1.2 The Commission’s Recommendations
The Commission Report sets out in the first chapter the values that have guided its deliberations. The recommendations begin from the position that old age should not be seen as a problem, but as a time of life with fulfilment of its own. According to the Commissioners older people do continue to play a positive role in society by acting as careers, supporting families, by providing wisdom and advice and by playing an active part in society. However, these positive images are often over shadowed by negative ones. Underlying much of the political language about old age is assumption that old age is a problem. With the expected rise in the numbers of elderly and the rise in their proportion of the population this is thought to be a problem which will become increasingly insoluble in future years. However, such an approach treats the old as a homogenous group, which clearly they are not, and fails to recognize people as individuals with their own needs aspiration and perceptions. Moreover the Commission found that for the UK there is no ‘demographic timebomb’ as far as long-term care is concerned, and as a result costs of care would be affordable. Against these negative images, the Commission suggests a new understanding: older people should not simply be seen as the passive recipients of welfare, rather society should recognize the value inherent in older people, and the value in helping them to continue to realize their potential. The department of Education and Employment’s commitment to lifelong learning should mean learning for life beyond work and into the retirement years. Old age should be seen as a special time when we have the gift of time to develop interests.

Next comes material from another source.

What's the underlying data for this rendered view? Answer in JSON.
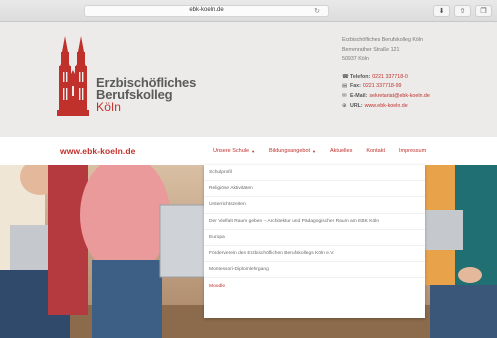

CASE STUDY CHALLENGE:
- Why is Long Term Care important to our overall health care system?
- What is long term care for the elderly?
- What percentage of elderly live in nursing homes?

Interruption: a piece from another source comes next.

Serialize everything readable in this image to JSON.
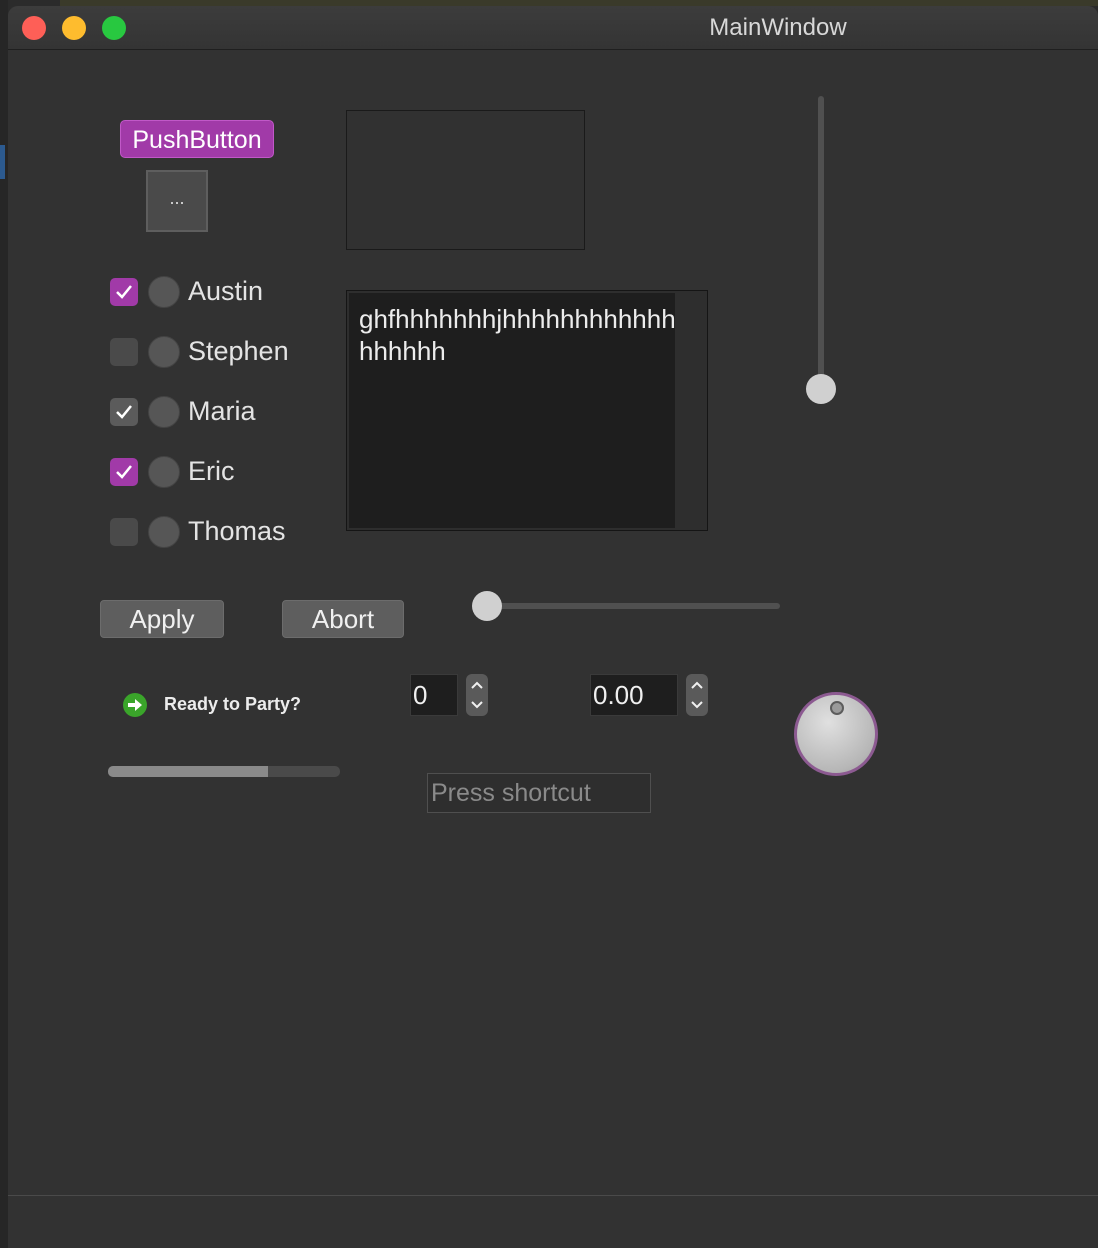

- What percentage of individuals over 65 will require long term care?
- Conclusion (15%)
Briefly summarize your thoughts & conclusion to your critique of the case study and provide a possible outcome for Long-term Care setting for elderly. How did these Chapters influence your opinions about Health Economics in a Health ethics Context?
Evaluation will be based on how clearly you respond to the above, in particular:

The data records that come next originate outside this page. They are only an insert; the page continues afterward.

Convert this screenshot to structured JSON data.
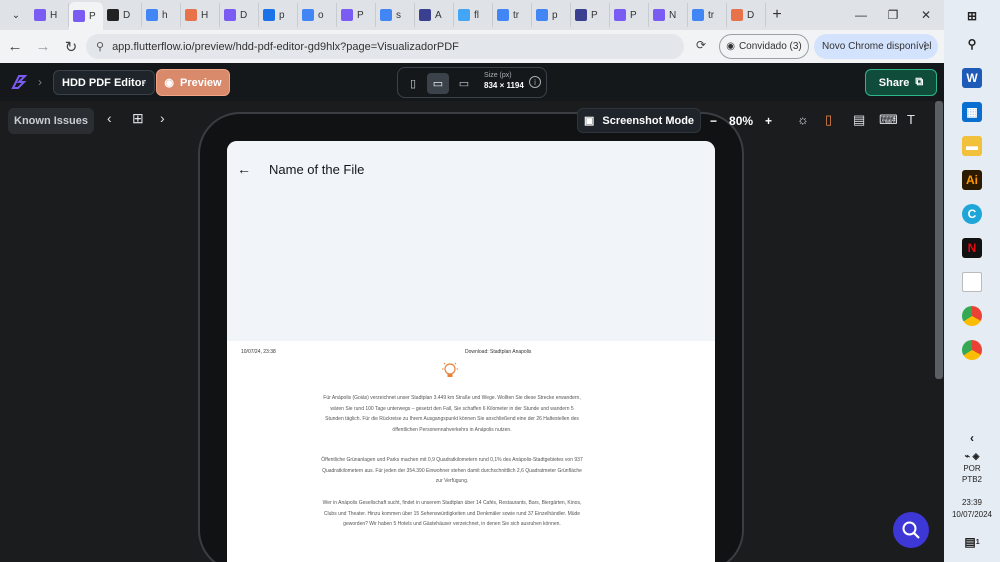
{
  "browser": {
    "tabs": [
      {
        "letter": "H",
        "color": "#7b5cf2"
      },
      {
        "letter": "P",
        "color": "#7b5cf2",
        "active": true
      },
      {
        "letter": "D",
        "color": "#222222"
      },
      {
        "letter": "h",
        "color": "#4285f4"
      },
      {
        "letter": "H",
        "color": "#e8734a"
      },
      {
        "letter": "D",
        "color": "#7b5cf2"
      },
      {
        "letter": "p",
        "color": "#1a73e8"
      },
      {
        "letter": "o",
        "color": "#4285f4"
      },
      {
        "letter": "P",
        "color": "#7b5cf2"
      },
      {
        "letter": "s",
        "color": "#4285f4"
      },
      {
        "letter": "A",
        "color": "#3b3f8f"
      },
      {
        "letter": "fl",
        "color": "#42a5f5"
      },
      {
        "letter": "tr",
        "color": "#4285f4"
      },
      {
        "letter": "p",
        "color": "#4285f4"
      },
      {
        "letter": "P",
        "color": "#3b3f8f"
      },
      {
        "letter": "P",
        "color": "#7b5cf2"
      },
      {
        "letter": "N",
        "color": "#7b5cf2"
      },
      {
        "letter": "tr",
        "color": "#4285f4"
      },
      {
        "letter": "D",
        "color": "#e8734a"
      }
    ],
    "url": "app.flutterflow.io/preview/hdd-pdf-editor-gd9hlx?page=VisualizadorPDF",
    "profile_label": "Convidado (3)",
    "update_label": "Novo Chrome disponível"
  },
  "flutterflow": {
    "project_name": "HDD PDF Editor",
    "preview_label": "Preview",
    "size_label": "Size (px)",
    "size_value": "834 × 1194",
    "share_label": "Share",
    "known_issues_label": "Known Issues",
    "screenshot_mode_label": "Screenshot Mode",
    "zoom_value": "80%"
  },
  "app": {
    "title": "Name of the File",
    "pdf": {
      "date": "10/07/24, 23:38",
      "header": "Download: Stadtplan Anapolis",
      "paragraphs": [
        "Für Anápolis (Goiás) verzeichnet unser Stadtplan 3.449 km Straße und Wege. Wollten Sie diese Strecke erwandern, wären Sie rund 100 Tage unterwegs – gesetzt den Fall, Sie schaffen 6 Kilometer in der Stunde und wandern 5 Stunden täglich. Für die Rückreise zu Ihrem Ausgangspunkt können Sie anschließend eine der 26 Haltestellen des öffentlichen Personennahverkehrs in Anápolis nutzen.",
        "Öffentliche Grünanlagen und Parks machen mit 0,9 Quadratkilometern rund 0,1% des Anápolis-Stadtgebietes von 937 Quadratkilometern aus. Für jeden der 354.390 Einwohner stehen damit durchschnittlich 2,6 Quadratmeter Grünfläche zur Verfügung.",
        "Wer in Anápolis Gesellschaft sucht, findet in unserem Stadtplan über 14 Cafés, Restaurants, Bars, Biergärten, Kinos, Clubs und Theater. Hinzu kommen über 15 Sehenswürdigkeiten und Denkmäler sowie rund 37 Einzelhändler. Müde geworden? Wir haben 5 Hotels und Gästehäuser verzeichnet, in denen Sie sich ausruhen können."
      ]
    }
  },
  "taskbar": {
    "lang": "POR",
    "layout": "PTB2",
    "time": "23:39",
    "date": "10/07/2024",
    "notifications": "1"
  }
}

- a) The clarity with which you critique the case study;
- b) The depth, scope, and organization of your paper; and,
- c) Your conclusions, including a description of the impact of these Case study on any Health Care Setting.